Problem —
Exclude images, then output the remaining data verbatim.

Interface dataset entries
------------------------------

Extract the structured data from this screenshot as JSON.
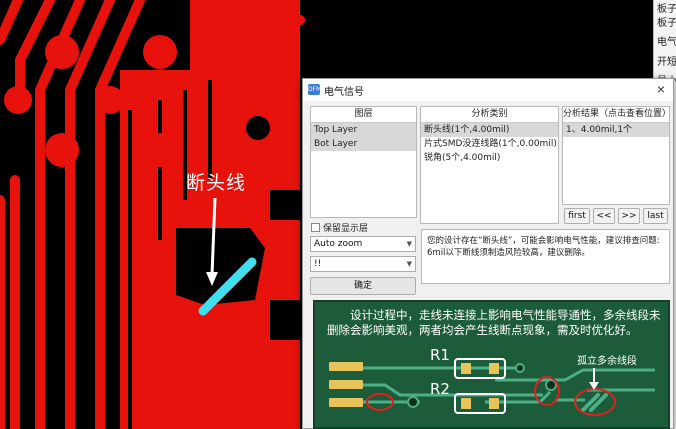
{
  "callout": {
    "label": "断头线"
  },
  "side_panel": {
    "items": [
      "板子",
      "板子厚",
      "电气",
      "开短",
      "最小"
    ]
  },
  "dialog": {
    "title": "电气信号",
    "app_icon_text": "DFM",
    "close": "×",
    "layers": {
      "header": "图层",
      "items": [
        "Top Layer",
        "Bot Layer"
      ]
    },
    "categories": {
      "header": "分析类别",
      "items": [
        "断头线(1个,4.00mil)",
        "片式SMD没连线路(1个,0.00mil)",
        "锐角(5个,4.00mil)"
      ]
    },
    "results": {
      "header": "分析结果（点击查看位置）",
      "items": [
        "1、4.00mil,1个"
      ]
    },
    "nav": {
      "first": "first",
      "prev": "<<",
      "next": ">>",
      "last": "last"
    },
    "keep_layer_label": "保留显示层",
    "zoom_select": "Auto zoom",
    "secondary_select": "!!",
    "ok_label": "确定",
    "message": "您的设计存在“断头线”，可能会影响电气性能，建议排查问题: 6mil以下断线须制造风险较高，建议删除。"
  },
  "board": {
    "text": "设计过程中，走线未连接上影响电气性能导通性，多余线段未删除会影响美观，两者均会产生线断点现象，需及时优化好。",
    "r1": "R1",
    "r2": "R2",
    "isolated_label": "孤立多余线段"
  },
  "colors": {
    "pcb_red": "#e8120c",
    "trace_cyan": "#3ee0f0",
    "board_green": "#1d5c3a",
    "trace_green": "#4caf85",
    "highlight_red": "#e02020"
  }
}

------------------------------

Completed exercise —
Extract the structured data from this screenshot as JSON.
{
  "callout": {
    "label": "断头线"
  },
  "side_panel": {
    "items": [
      "板子",
      "板子厚",
      "电气",
      "开短",
      "最小"
    ]
  },
  "dialog": {
    "title": "电气信号",
    "app_icon_text": "DFM",
    "close": "×",
    "layers": {
      "header": "图层",
      "items": [
        "Top Layer",
        "Bot Layer"
      ]
    },
    "categories": {
      "header": "分析类别",
      "items": [
        "断头线(1个,4.00mil)",
        "片式SMD没连线路(1个,0.00mil)",
        "锐角(5个,4.00mil)"
      ]
    },
    "results": {
      "header": "分析结果（点击查看位置）",
      "items": [
        "1、4.00mil,1个"
      ]
    },
    "nav": {
      "first": "first",
      "prev": "<<",
      "next": ">>",
      "last": "last"
    },
    "keep_layer_label": "保留显示层",
    "zoom_select": "Auto zoom",
    "secondary_select": "!!",
    "ok_label": "确定",
    "message": "您的设计存在“断头线”，可能会影响电气性能，建议排查问题: 6mil以下断线须制造风险较高，建议删除。"
  },
  "board": {
    "text": "设计过程中，走线未连接上影响电气性能导通性，多余线段未删除会影响美观，两者均会产生线断点现象，需及时优化好。",
    "r1": "R1",
    "r2": "R2",
    "isolated_label": "孤立多余线段"
  },
  "colors": {
    "pcb_red": "#e8120c",
    "trace_cyan": "#3ee0f0",
    "board_green": "#1d5c3a",
    "trace_green": "#4caf85",
    "highlight_red": "#e02020"
  }
}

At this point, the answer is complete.